This should probably be a Frustration Friday, but it's fresh in my mind and probably not ranty enough.
So I try and write my weekly posts at a bookstore. It's fun yet I stay focused, I get to get out, and in general, the change of pace helps me. So as I take a break, something strikes me that I've seen before, but hadn't thought about viscerally.
A LOT of book covers look like ripoff's of Twilight's stark black-background covers. I mean a lot.
Sure some have a bit more color or some variant, but it's usually dark-background and object and that's it. I don't even know if some of these books have anything to do with vampires or even fiction. With some of the titles, for all I know, I'm seeing a very pretentious cookbook.
So this got me thinking about originality in the age of geekonomics.
Here's the odd thing with the high-tech area of the economy and media – games, television, webcast, boosk, etc.
First, it's very easy for groups of enthusiasts to come together, for people to share data, and for people to identify trends.
With the ease of this gathering and identifying-a-trend, it's also easier for people to mine data and figure, essentially, "hey what can I do to get a piece of this."
With technology of course people can make covers faster, deliver games faster, make a book faster. So you can get derivative quickly – just ask the mad geniuses of The Asylum.
It's finally easy to get your dervative or original-yet-Twilight-like-cover product out faster because of – yes – technology.
In short, I think we've reached the stage where technology lets us all be unoriginal much, much faster than people experienced in the past. You can decide that book needs to have a Twlighty style cover, wake up the cover artist, have them crack open photoshop, and get your new unoriginal cover in an evening.
I wonder if the speed of unoriginality means that, with people looking for their quick-derivative sales, if people will start craving more originality. When all books look like twilight, more cartoons look like anime or flash animation, and too many games are the same old same old, are people going to get fed up quicker because there's so much unoriginality?
For that matter, then technology gives them the ability to search for original content or get it faster . . . but of course people can see the shifts in choices and then – you guessed it – start trying for knockoffs and derivatives of whatever is popular.
I wonder if, media and geekonomy wise, we're going to see an arms race of originality/unoriginality. All I can see in the end is markets fragmenting into smaller groups (I think they already are) for games, manga, etc. and current techniques not being as useful.

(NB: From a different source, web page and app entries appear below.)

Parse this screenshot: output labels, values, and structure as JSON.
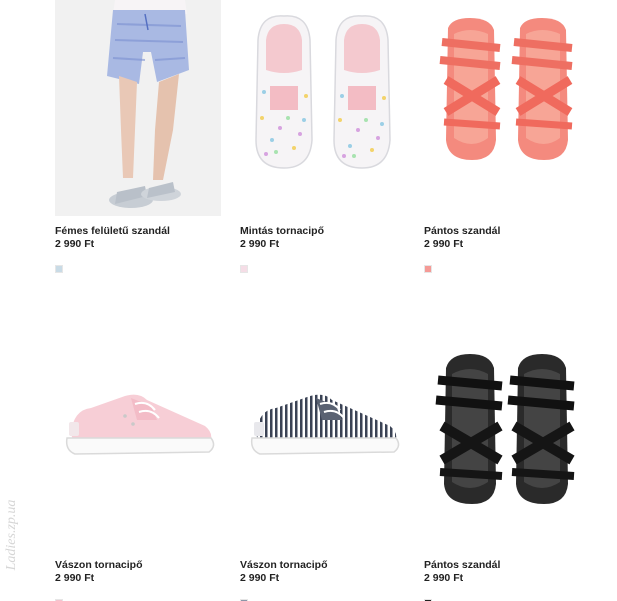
{
  "products": [
    {
      "name": "Fémes felületű szandál",
      "price": "2 990 Ft",
      "swatch_color": "#c9dbe6",
      "image_icon": "metallic-sandal-on-child-photo"
    },
    {
      "name": "Mintás tornacipő",
      "price": "2 990 Ft",
      "swatch_color": "#f5dde6",
      "image_icon": "patterned-slip-on-sneakers"
    },
    {
      "name": "Pántos szandál",
      "price": "2 990 Ft",
      "swatch_color": "#f59a96",
      "image_icon": "coral-strap-sandals"
    },
    {
      "name": "Vászon tornacipő",
      "price": "2 990 Ft",
      "swatch_color": "#f3c4cf",
      "image_icon": "pink-canvas-sneaker"
    },
    {
      "name": "Vászon tornacipő",
      "price": "2 990 Ft",
      "swatch_color": "#8c96a8",
      "image_icon": "striped-canvas-sneaker"
    },
    {
      "name": "Pántos szandál",
      "price": "2 990 Ft",
      "swatch_color": "#222222",
      "image_icon": "black-strap-sandals"
    }
  ],
  "watermark": "Ladies.zp.ua"
}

So, what do you think? WHen I see all those stark black covers and yet another video game set in World War II (or using zombies) I think we're gonna get tired of it at some point . . .
– Steven Savage